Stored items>

+ + +

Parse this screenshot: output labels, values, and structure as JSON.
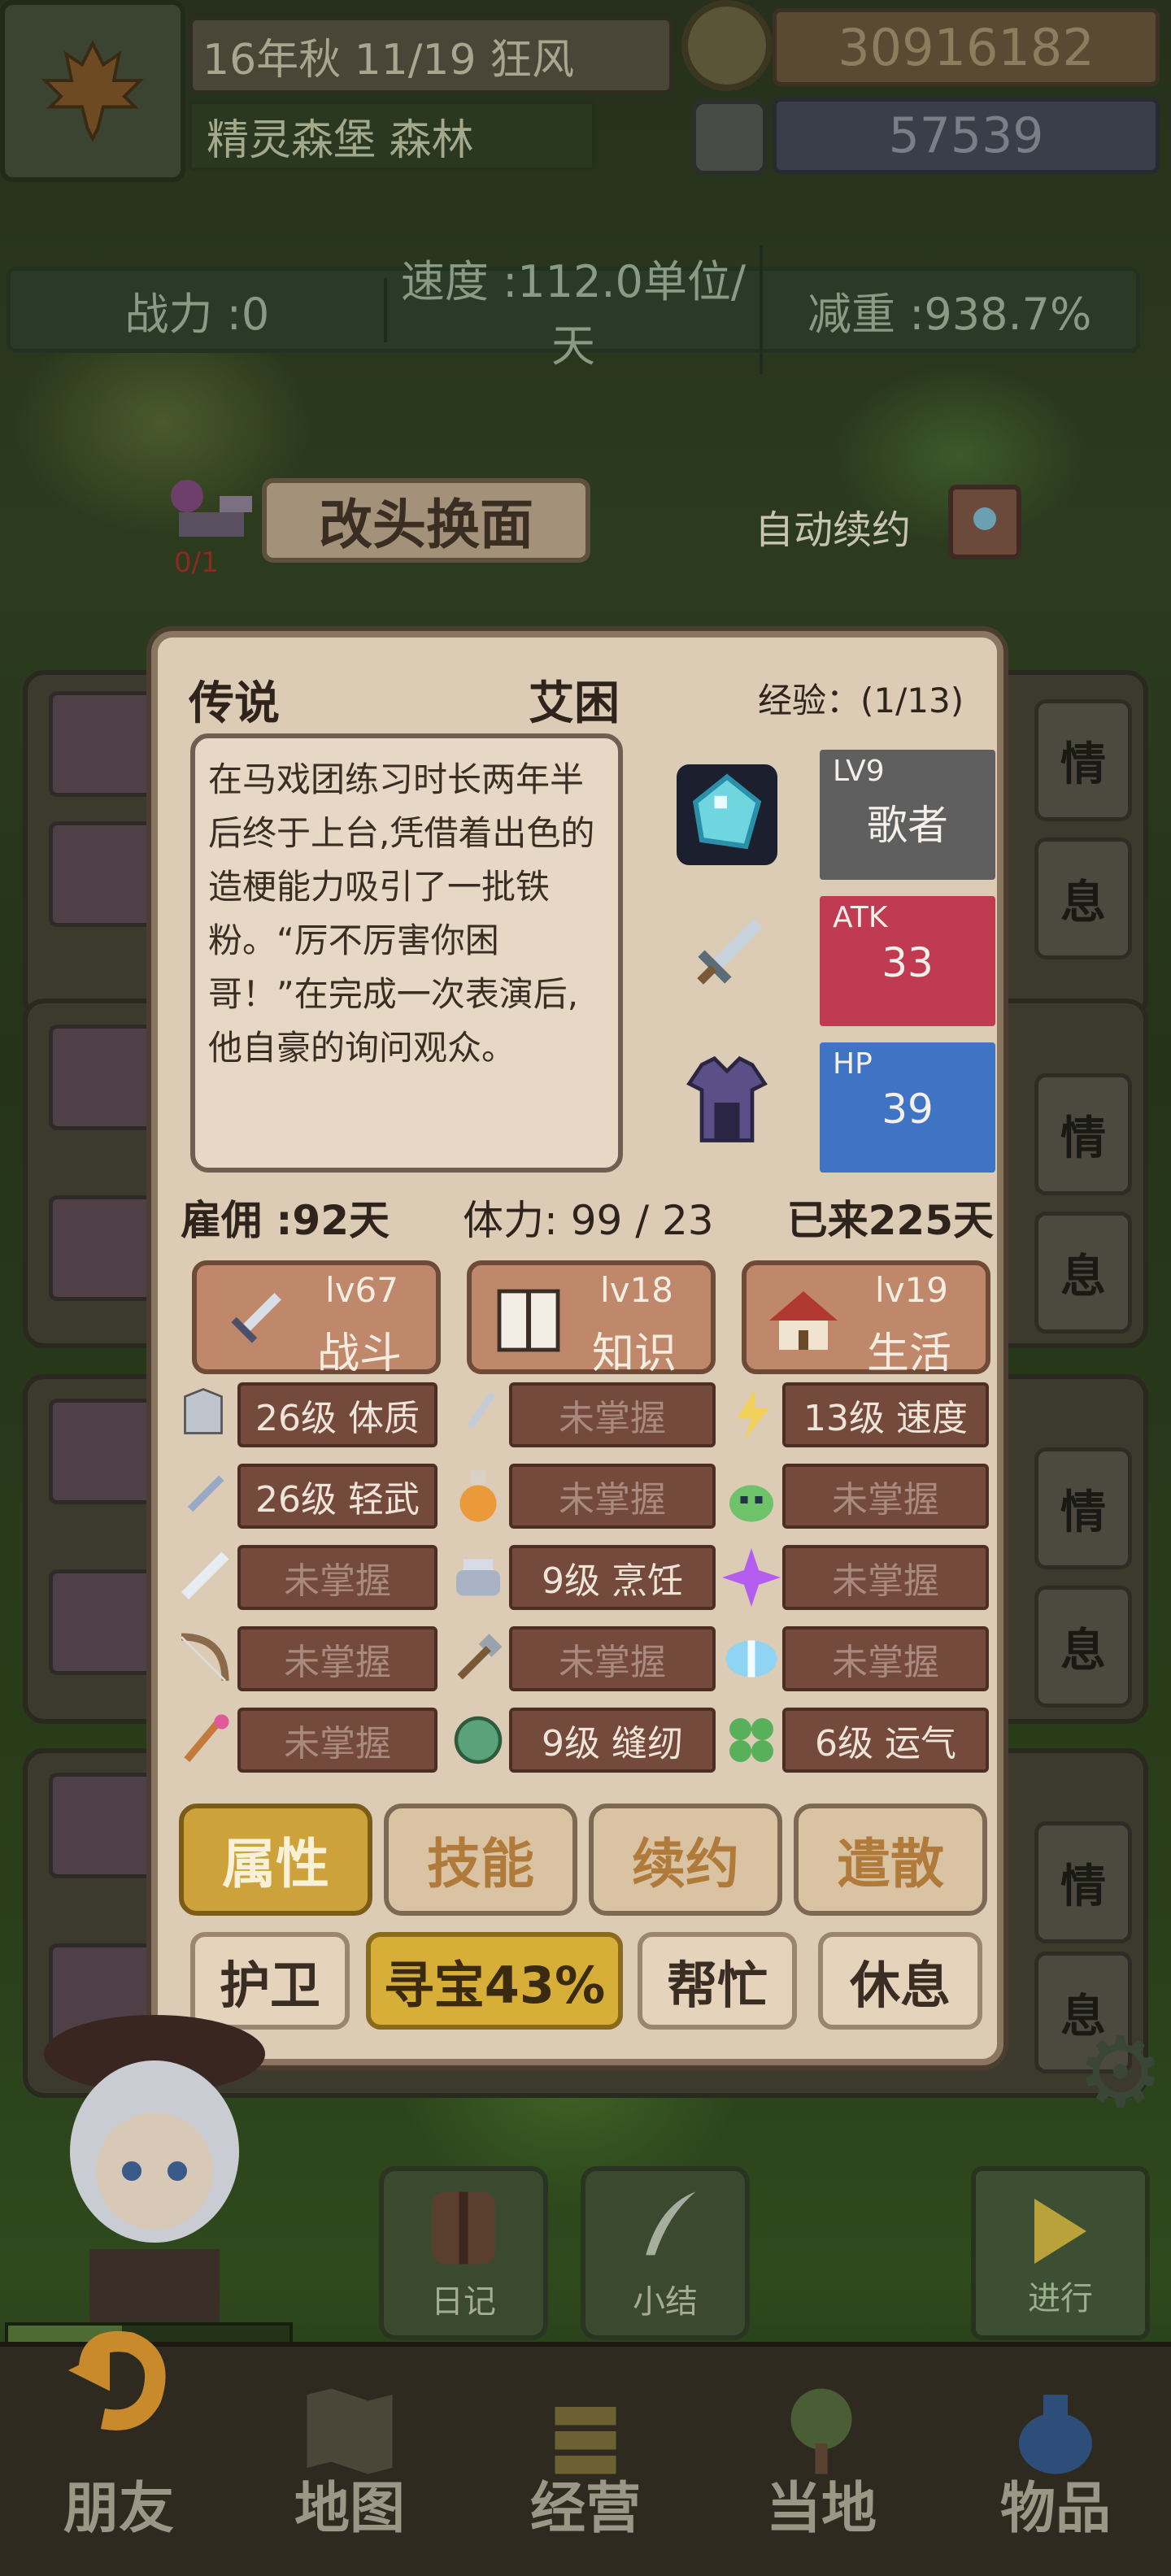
{
  "header": {
    "date": "16年秋 11/19 狂风",
    "location": "精灵森堡 森林",
    "coins": "30916182",
    "gems": "57539"
  },
  "stats_bar": {
    "power": "战力 :0",
    "speed": "速度 :112.0单位/天",
    "weight": "减重 :938.7%"
  },
  "quest": {
    "lamp_count": "0/1",
    "change_face_label": "改头换面",
    "auto_renew_label": "自动续约"
  },
  "background_tabs": [
    "情",
    "息",
    "情",
    "息",
    "情",
    "息",
    "情",
    "息"
  ],
  "character_card": {
    "rarity": "传说",
    "name": "艾困",
    "exp": "经验：(1/13)",
    "description": "在马戏团练习时长两年半后终于上台,凭借着出色的造梗能力吸引了一批铁粉。“厉不厉害你困哥！”在完成一次表演后,他自豪的询问观众。",
    "job": {
      "level": "LV9",
      "name": "歌者",
      "color": "#5f5f5f"
    },
    "atk": {
      "label": "ATK",
      "value": "33",
      "color": "#c03a52"
    },
    "hp": {
      "label": "HP",
      "value": "39",
      "color": "#3f74c4"
    },
    "hire": "雇佣 :92天",
    "stamina": "体力: 99 / 23",
    "days_here": "已来225天",
    "categories": [
      {
        "level": "lv67",
        "name": "战斗",
        "icon": "sword-icon"
      },
      {
        "level": "lv18",
        "name": "知识",
        "icon": "book-icon"
      },
      {
        "level": "lv19",
        "name": "生活",
        "icon": "house-icon"
      }
    ],
    "skills": [
      [
        {
          "icon": "armor-icon",
          "label": "26级 体质",
          "learned": true
        },
        {
          "icon": "dagger-icon",
          "label": "未掌握",
          "learned": false
        },
        {
          "icon": "lightning-icon",
          "label": "13级 速度",
          "learned": true
        }
      ],
      [
        {
          "icon": "light-sword-icon",
          "label": "26级 轻武",
          "learned": true
        },
        {
          "icon": "potion-icon",
          "label": "未掌握",
          "learned": false
        },
        {
          "icon": "slime-icon",
          "label": "未掌握",
          "learned": false
        }
      ],
      [
        {
          "icon": "blade-icon",
          "label": "未掌握",
          "learned": false
        },
        {
          "icon": "cooking-pot-icon",
          "label": "9级 烹饪",
          "learned": true
        },
        {
          "icon": "sparkle-icon",
          "label": "未掌握",
          "learned": false
        }
      ],
      [
        {
          "icon": "bow-icon",
          "label": "未掌握",
          "learned": false
        },
        {
          "icon": "hammer-icon",
          "label": "未掌握",
          "learned": false
        },
        {
          "icon": "crystal-icon",
          "label": "未掌握",
          "learned": false
        }
      ],
      [
        {
          "icon": "magic-wand-icon",
          "label": "未掌握",
          "learned": false
        },
        {
          "icon": "yarn-icon",
          "label": "9级 缝纫",
          "learned": true
        },
        {
          "icon": "clover-icon",
          "label": "6级 运气",
          "learned": true
        }
      ]
    ],
    "tabs": [
      "属性",
      "技能",
      "续约",
      "遣散"
    ],
    "active_tab": "属性",
    "actions": [
      "护卫",
      "寻宝43%",
      "帮忙",
      "休息"
    ],
    "active_action": "寻宝43%"
  },
  "quick_buttons": {
    "diary": "日记",
    "summary": "小结",
    "proceed": "进行"
  },
  "nav": [
    "朋友",
    "地图",
    "经营",
    "当地",
    "物品"
  ]
}
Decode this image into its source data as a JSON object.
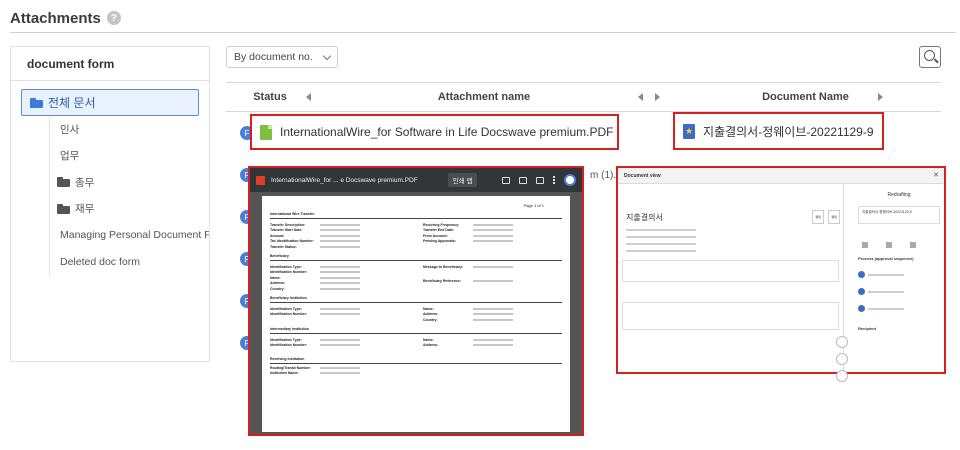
{
  "header": {
    "title": "Attachments",
    "help_glyph": "?"
  },
  "sidebar": {
    "title": "document form",
    "root_label": "전체 문서",
    "items": [
      {
        "label": "인사",
        "type": "leaf"
      },
      {
        "label": "업무",
        "type": "leaf"
      },
      {
        "label": "총무",
        "type": "folder"
      },
      {
        "label": "재무",
        "type": "folder"
      },
      {
        "label": "Managing Personal Document F...",
        "type": "leaf"
      },
      {
        "label": "Deleted doc form",
        "type": "leaf"
      }
    ]
  },
  "toolbar": {
    "filter_value": "By document no."
  },
  "table": {
    "headers": {
      "status": "Status",
      "attachment": "Attachment name",
      "document": "Document Name"
    },
    "status_glyph": "F",
    "partial_text": "m (1).F"
  },
  "highlight": {
    "attachment_name": "InternationalWire_for Software in Life Docswave premium.PDF",
    "document_name": "지출결의서-정웨이브-20221129-9"
  },
  "pdf_viewer": {
    "filename": "InternationalWire_for ... e Docswave premium.PDF",
    "toolbar_pill": "인쇄 맵",
    "page_label": "Page 1 of 1",
    "sections": [
      {
        "title": "International Wire Transfer",
        "left": [
          "Transfer Description:",
          "Transfer Start Date:",
          "Amount:",
          "Tax Identification Number:",
          "Transfer Status:"
        ],
        "right": [
          "Recurring Frequency:",
          "Transfer End Date:",
          "From Account:",
          "Pending Approvals:"
        ]
      },
      {
        "title": "Beneficiary",
        "left": [
          "Identification Type:",
          "Identification Number:",
          "Name:",
          "Address:"
        ],
        "right": [
          "Message to Beneficiary:",
          "Beneficiary Reference:"
        ]
      },
      {
        "title": "Beneficiary Institution",
        "left": [
          "Identification Type:",
          "Identification Number:"
        ],
        "right": [
          "Name:",
          "Address:",
          "Country:"
        ]
      },
      {
        "title": "Intermediary Institution",
        "left": [
          "Identification Type:",
          "Identification Number:"
        ],
        "right": [
          "Name:",
          "Address:"
        ]
      },
      {
        "title": "Receiving Institution",
        "left": [
          "Routing/Transit Number:",
          "Institution Name:"
        ],
        "right": []
      }
    ],
    "country_label": "Country:"
  },
  "doc_view": {
    "title": "Document view",
    "doc_heading": "지출결의서",
    "side_title": "Redrafting",
    "side_doc": "지출결의서-정웨이브-20221129-9",
    "process_label": "Process (approval sequence)",
    "recipient_label": "Recipient",
    "stamps": [
      "결재",
      "결재"
    ]
  }
}
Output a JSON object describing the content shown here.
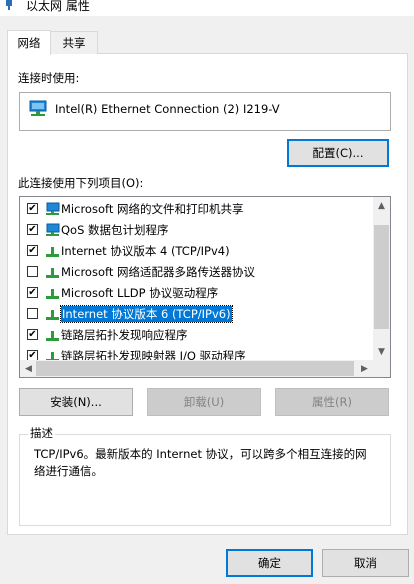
{
  "window": {
    "title": "以太网 属性"
  },
  "tabs": [
    {
      "label": "网络",
      "active": true
    },
    {
      "label": "共享",
      "active": false
    }
  ],
  "connect_using": {
    "label": "连接时使用:",
    "adapter_name": "Intel(R) Ethernet Connection (2) I219-V",
    "adapter_icon": "network-adapter-icon"
  },
  "configure_button": "配置(C)...",
  "items_label": "此连接使用下列项目(O):",
  "items": [
    {
      "label": "Microsoft 网络的文件和打印机共享",
      "checked": true,
      "icon": "network-client-icon",
      "selected": false
    },
    {
      "label": "QoS 数据包计划程序",
      "checked": true,
      "icon": "network-client-icon",
      "selected": false
    },
    {
      "label": "Internet 协议版本 4 (TCP/IPv4)",
      "checked": true,
      "icon": "protocol-icon",
      "selected": false
    },
    {
      "label": "Microsoft 网络适配器多路传送器协议",
      "checked": false,
      "icon": "protocol-icon",
      "selected": false
    },
    {
      "label": "Microsoft LLDP 协议驱动程序",
      "checked": true,
      "icon": "protocol-icon",
      "selected": false
    },
    {
      "label": "Internet 协议版本 6 (TCP/IPv6)",
      "checked": false,
      "icon": "protocol-icon",
      "selected": true
    },
    {
      "label": "链路层拓扑发现响应程序",
      "checked": true,
      "icon": "protocol-icon",
      "selected": false
    },
    {
      "label": "链路层拓扑发现映射器 I/O 驱动程序",
      "checked": true,
      "icon": "protocol-icon",
      "selected": false
    }
  ],
  "buttons": {
    "install": "安装(N)...",
    "uninstall": "卸载(U)",
    "properties": "属性(R)",
    "ok": "确定",
    "cancel": "取消"
  },
  "description": {
    "title": "描述",
    "text": "TCP/IPv6。最新版本的 Internet 协议，可以跨多个相互连接的网络进行通信。"
  },
  "colors": {
    "selection": "#0078d7",
    "icon_green": "#2e9b3a",
    "monitor_blue": "#1e88d6"
  }
}
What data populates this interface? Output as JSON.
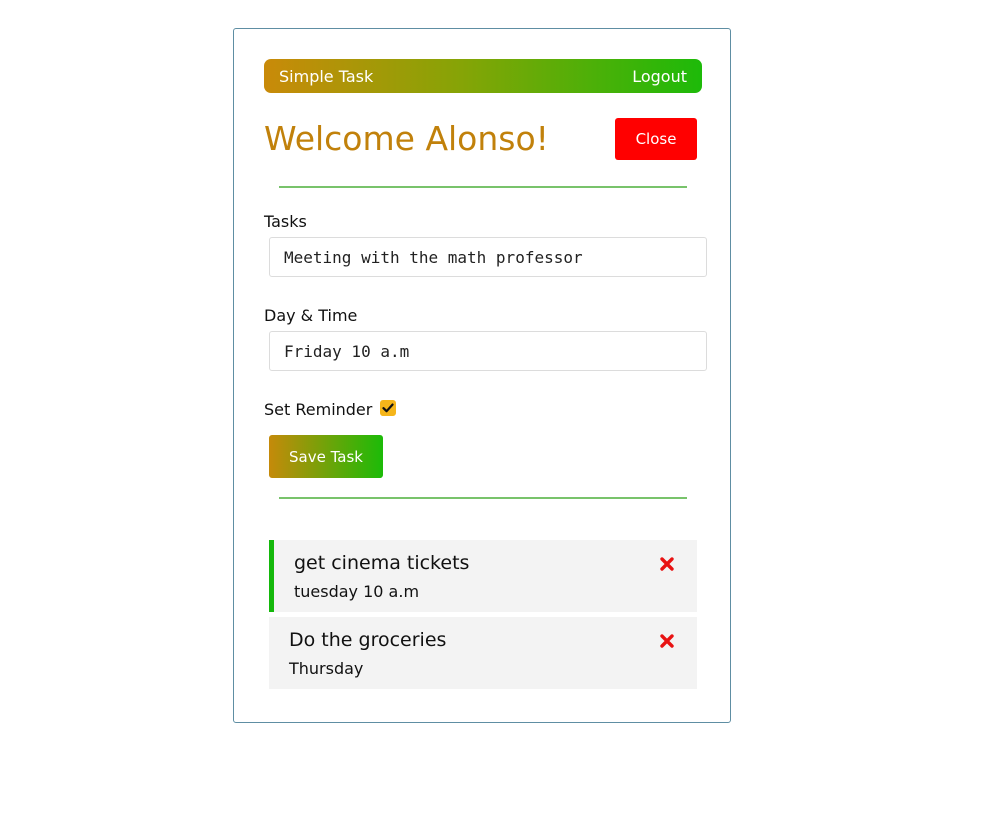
{
  "navbar": {
    "brand": "Simple Task",
    "logout_label": "Logout"
  },
  "header": {
    "welcome": "Welcome Alonso!",
    "close_label": "Close"
  },
  "form": {
    "task_label": "Tasks",
    "task_value": "Meeting with the math professor",
    "day_label": "Day & Time",
    "day_value": "Friday 10 a.m",
    "reminder_label": "Set Reminder",
    "reminder_checked": true,
    "save_label": "Save Task"
  },
  "tasks": [
    {
      "title": "get cinema tickets",
      "day": "tuesday 10 a.m",
      "reminder": true
    },
    {
      "title": "Do the groceries",
      "day": "Thursday",
      "reminder": false
    }
  ],
  "colors": {
    "accent_gold": "#c1810b",
    "accent_green": "#1dba09",
    "danger": "#ff0000",
    "checkbox": "#f5b51a"
  },
  "icons": {
    "checkbox": "check-icon",
    "delete": "times-icon"
  }
}
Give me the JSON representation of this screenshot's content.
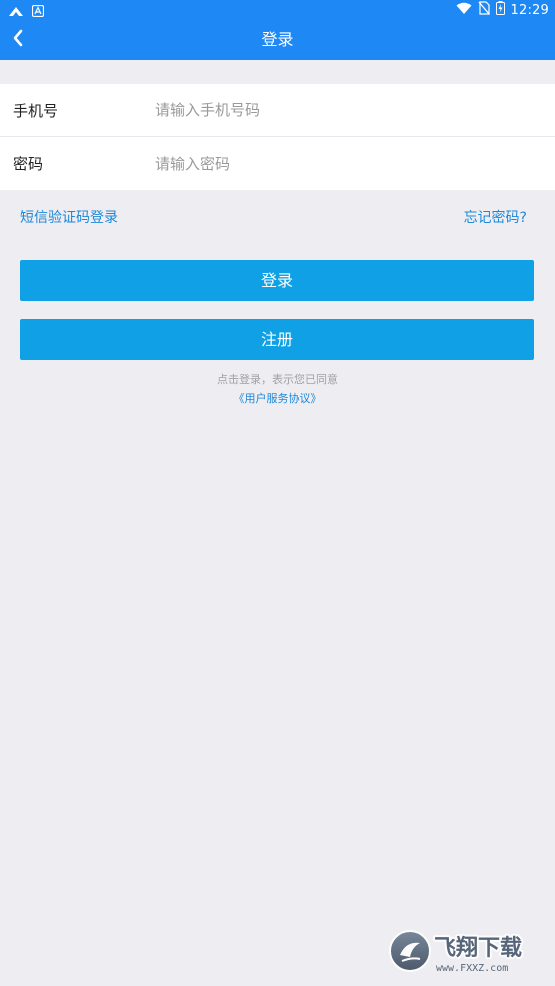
{
  "status_bar": {
    "time": "12:29",
    "icons": [
      "app-a-icon",
      "app-b-icon",
      "wifi-icon",
      "no-sim-icon",
      "battery-charging-icon"
    ]
  },
  "app_bar": {
    "title": "登录",
    "back_icon": "chevron-left-icon",
    "background": "#1E88F5"
  },
  "form": {
    "phone": {
      "label": "手机号",
      "placeholder": "请输入手机号码",
      "value": ""
    },
    "password": {
      "label": "密码",
      "placeholder": "请输入密码",
      "value": ""
    }
  },
  "links": {
    "sms_login": "短信验证码登录",
    "forgot_password": "忘记密码?"
  },
  "buttons": {
    "login": "登录",
    "register": "注册",
    "color": "#0FA0E6"
  },
  "agreement": {
    "text": "点击登录，表示您已同意",
    "link": "《用户服务协议》"
  },
  "watermark": {
    "brand": "飞翔下载",
    "url": "www.FXXZ.com"
  }
}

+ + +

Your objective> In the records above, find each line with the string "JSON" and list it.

Answer to this exercise>
Parse this screenshot: output labels, values, and structure as JSON.
Decode this image into its source data as a JSON object.
Output a JSON object describing the content shown here.
What data populates this interface? Output as JSON.
Give me the JSON representation of this screenshot's content.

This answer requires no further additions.